For China, this is “a little more than scrap papers,” De Castro notes citing how China’s foreign policy chief Yang Jiechi described the arbitral ruling to US Secretary of State Antony Blinken and US national security adviser Jake Sullivan in a recent meeting in Alaska.

China completely ignored the ruling, De Castro said.

“Because they have everything in their favor. They have of course the naval capability. They have the Chinese Coast Guard. They have the maritime militia, and of course China has the second largest economy in the world.”

-De Castro: How should China behave as an emergent power in the Indo-Pacific region?

China has not yet stated which waters are actually in their so-called nine-dash line. But China’s plan is to declare that the areas inside the nine-dash line are considered part of their territorial waters, De Castro said.

Once China pushes through with this, ships cannot cite right to innocent passage to traverse these areas, unlike if these were under the so-called EEZ.  Entry into these waters has to have China’s permission.

This is something that should be prevented, De Castro said, describing this as a “generational challenge.”

“This issue will be a generational challenge not only for Filipinos, but also for Chinese, Americans and Japanese,” De Castro said.  “This will be a lingering issue.”

“It is not a simple territorial dispute.  Ang bottom line dito, ang issue dito is ‘how should China behave as an emergent power in the Indo-Pacific region?'”

-US support for PHL assured-

Even the United States, under the administration of former President Donald Trump, saw through China, he said, with the US saying that China could not be trusted to be a responsible stakeholder in the Indo-Pacific region, and that China is even threatening the rules-based international order that the US and its allies established after World War II.

In 2017, the Trump administration had made a policy shift as to how to treat China, from being viewed as a strategic partner to a “strategic competitor.”

This policy is also what the Biden administration plans to follow, De Castro notes.

-China’s dilemma-

China has built its naval and air force capability but has not yet tested its power in combat.

The last time that China did so, going into war, was with Vietnam in 1979 where it suffered losses. Both Vietnam and China lost thousands of lives in that war in 1979 when China conducted a limited attack on Vietnam.  Among the reasons cited for China’s attack in Vietnam then was to support China’s ally, the Khmer Rouge of Cambodia, and as retaliation to the alleged mistreatment of Vietnam’s ethnic Chinese minority, and the Vietnamese occupation of the Spratly Islands which China was also claiming.

“They (China) suffered horrendous casualties when they tried to punish Vietnam,” De Castro said.

So this is the dilemma of the Chinese military leadership and even of Chinese President Xi Jinping who heads the military commission, he said.  China has built up its powerful military, including its air and navy assets, but China has not been tested these yet.

Last year, it fired intermediate range missiles from Western China. “But the question here is will this work under an actual war situation?” De Castro asked.

Iba na yan pag meron nang actual clash of arms.
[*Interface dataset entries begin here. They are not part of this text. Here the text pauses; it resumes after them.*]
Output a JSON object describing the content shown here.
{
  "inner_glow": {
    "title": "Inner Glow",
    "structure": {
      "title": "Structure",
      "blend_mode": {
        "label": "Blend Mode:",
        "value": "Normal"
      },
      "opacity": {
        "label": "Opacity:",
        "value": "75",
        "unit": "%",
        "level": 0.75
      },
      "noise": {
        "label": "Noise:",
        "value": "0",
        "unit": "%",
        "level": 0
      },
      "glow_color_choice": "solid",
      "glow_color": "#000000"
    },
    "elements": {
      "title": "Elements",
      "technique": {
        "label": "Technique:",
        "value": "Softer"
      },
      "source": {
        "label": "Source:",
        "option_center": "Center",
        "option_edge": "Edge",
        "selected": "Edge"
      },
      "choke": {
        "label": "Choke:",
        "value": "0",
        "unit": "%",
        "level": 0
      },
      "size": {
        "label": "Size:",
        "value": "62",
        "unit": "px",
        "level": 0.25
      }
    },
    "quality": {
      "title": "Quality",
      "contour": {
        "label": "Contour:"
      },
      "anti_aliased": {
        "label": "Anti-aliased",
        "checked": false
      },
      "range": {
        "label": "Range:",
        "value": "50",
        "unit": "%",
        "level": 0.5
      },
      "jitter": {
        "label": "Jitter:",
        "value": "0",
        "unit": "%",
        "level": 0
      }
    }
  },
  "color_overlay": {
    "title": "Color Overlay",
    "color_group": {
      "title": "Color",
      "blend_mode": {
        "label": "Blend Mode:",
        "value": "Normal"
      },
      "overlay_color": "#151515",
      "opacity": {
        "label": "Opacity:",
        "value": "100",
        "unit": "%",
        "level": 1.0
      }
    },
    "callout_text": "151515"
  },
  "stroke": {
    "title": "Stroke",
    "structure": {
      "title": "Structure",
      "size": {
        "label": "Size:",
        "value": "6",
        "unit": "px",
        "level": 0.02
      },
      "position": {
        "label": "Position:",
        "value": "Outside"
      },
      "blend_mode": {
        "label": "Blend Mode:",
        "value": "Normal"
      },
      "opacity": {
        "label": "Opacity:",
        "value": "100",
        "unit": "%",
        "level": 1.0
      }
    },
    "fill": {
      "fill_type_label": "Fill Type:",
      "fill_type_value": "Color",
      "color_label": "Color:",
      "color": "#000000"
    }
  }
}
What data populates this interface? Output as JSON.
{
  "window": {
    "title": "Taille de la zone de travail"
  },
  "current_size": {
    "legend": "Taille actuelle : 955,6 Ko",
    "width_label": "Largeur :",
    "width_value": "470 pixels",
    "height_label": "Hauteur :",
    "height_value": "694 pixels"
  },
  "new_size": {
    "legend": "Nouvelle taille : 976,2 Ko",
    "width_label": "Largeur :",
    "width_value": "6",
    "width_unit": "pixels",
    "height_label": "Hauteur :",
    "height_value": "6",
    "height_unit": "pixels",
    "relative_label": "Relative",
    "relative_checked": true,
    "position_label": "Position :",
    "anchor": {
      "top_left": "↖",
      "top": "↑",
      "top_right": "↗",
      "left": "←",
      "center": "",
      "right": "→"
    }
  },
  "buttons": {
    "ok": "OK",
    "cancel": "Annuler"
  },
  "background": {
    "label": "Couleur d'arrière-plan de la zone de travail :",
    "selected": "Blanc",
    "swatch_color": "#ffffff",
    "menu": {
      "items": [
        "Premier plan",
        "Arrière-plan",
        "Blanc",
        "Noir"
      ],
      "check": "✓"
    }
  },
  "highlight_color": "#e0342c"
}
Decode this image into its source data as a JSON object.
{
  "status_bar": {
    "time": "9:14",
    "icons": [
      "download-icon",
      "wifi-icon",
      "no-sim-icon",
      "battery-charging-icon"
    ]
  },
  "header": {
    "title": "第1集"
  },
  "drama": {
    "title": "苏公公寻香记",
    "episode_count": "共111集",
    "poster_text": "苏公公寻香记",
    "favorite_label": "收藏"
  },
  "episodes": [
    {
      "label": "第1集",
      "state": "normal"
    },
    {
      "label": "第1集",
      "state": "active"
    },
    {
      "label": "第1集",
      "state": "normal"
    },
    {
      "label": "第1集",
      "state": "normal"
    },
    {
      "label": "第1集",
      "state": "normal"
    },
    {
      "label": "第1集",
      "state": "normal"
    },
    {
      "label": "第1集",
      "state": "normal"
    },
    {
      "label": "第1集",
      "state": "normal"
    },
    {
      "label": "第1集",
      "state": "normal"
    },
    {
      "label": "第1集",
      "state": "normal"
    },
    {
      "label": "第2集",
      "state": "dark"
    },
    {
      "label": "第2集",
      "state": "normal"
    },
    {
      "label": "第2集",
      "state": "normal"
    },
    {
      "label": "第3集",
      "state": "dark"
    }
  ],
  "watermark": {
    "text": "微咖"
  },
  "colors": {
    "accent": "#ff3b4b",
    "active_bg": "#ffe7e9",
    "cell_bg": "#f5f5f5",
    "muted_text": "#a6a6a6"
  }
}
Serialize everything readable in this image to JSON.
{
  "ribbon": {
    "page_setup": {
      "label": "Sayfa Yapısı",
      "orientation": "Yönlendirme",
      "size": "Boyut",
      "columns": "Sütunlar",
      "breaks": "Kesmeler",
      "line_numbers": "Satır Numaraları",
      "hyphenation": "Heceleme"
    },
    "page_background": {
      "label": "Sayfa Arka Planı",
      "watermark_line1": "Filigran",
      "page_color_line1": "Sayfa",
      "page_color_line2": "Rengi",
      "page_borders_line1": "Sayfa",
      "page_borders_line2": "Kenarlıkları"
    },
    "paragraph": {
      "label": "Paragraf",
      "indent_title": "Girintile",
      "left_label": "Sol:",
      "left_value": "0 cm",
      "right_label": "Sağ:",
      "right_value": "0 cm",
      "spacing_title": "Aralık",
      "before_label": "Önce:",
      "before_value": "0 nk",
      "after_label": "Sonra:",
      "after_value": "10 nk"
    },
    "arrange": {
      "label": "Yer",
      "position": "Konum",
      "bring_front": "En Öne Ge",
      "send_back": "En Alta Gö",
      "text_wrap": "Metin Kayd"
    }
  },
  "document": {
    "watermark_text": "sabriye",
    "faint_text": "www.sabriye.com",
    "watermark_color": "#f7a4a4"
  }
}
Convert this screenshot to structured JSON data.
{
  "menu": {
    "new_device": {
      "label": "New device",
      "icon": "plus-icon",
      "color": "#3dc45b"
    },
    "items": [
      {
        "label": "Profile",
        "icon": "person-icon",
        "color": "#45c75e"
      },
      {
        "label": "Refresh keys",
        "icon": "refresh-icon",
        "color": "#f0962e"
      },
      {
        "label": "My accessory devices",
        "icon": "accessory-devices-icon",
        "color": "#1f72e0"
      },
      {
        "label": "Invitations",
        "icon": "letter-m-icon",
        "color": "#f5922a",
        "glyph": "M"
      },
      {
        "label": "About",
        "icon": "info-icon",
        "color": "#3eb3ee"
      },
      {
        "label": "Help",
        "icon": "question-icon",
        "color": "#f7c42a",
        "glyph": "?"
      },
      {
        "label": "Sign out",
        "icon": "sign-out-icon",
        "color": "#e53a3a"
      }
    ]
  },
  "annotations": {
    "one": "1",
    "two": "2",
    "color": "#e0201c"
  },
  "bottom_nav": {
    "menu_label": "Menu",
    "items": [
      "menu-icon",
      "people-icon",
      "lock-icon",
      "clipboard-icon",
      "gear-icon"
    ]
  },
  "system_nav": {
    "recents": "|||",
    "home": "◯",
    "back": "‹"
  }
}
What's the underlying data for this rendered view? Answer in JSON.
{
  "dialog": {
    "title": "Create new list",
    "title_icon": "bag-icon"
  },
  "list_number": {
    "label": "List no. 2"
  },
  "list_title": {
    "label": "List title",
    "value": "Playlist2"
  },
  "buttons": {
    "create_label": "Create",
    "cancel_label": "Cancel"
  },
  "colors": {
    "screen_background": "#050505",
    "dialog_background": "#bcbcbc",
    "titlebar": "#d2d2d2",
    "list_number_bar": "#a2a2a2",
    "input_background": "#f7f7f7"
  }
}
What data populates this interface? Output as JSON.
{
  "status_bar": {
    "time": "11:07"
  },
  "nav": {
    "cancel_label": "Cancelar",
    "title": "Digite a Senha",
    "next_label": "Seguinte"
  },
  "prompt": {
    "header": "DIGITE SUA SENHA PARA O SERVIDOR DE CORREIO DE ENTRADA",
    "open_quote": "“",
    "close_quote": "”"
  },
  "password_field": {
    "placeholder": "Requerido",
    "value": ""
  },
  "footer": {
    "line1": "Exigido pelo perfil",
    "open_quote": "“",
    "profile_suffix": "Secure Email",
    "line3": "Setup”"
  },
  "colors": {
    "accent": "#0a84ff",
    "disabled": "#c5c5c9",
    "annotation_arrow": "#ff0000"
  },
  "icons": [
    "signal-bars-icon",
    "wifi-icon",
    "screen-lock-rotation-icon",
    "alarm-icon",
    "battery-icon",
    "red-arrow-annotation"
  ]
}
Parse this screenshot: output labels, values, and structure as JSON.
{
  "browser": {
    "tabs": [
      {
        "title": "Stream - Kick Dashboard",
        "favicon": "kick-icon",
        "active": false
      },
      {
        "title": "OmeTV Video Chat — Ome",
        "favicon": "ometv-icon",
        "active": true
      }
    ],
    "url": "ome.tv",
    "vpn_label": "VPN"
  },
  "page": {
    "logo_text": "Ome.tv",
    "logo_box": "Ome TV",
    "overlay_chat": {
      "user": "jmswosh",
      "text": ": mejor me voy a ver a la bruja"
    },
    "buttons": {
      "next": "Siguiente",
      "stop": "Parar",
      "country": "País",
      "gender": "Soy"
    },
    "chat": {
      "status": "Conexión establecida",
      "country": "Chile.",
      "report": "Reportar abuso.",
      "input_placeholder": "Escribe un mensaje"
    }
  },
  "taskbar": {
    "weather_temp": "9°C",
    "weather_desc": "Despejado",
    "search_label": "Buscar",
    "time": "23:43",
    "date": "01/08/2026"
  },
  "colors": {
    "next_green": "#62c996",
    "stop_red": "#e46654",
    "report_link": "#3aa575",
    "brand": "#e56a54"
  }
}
Iba na yan,” he said.  That is when you will know what works, and what doesn’t work, he said.

More recently, US Secretary of State Blinken reiterated the United States’ support for the Philippines in case China becomes aggressive at the Whitsun Reef or the Julian Felipe Reef.

In no uncertain terms, he assured this in a recent tweet.

Blinken said: “The United States stands with our ally, the Philippines, in the face of the PRC’s maritime militia amassing at WhitsunReef. We will always stand by our allies and stand up for the rules-based international order.”

“Our alliances were created to defend shared values. Renewing our commitment requires reaffirming those values and the foundation of international relations we vow to protect: a free and open rules-based order,” he added.

In the face of this assurance from the US of military support, is China prepared to test its naval and air power over its ambition to control more of the South China Sea?

That is the 1 million dollar question, De Castro said.

(Eagle News Service)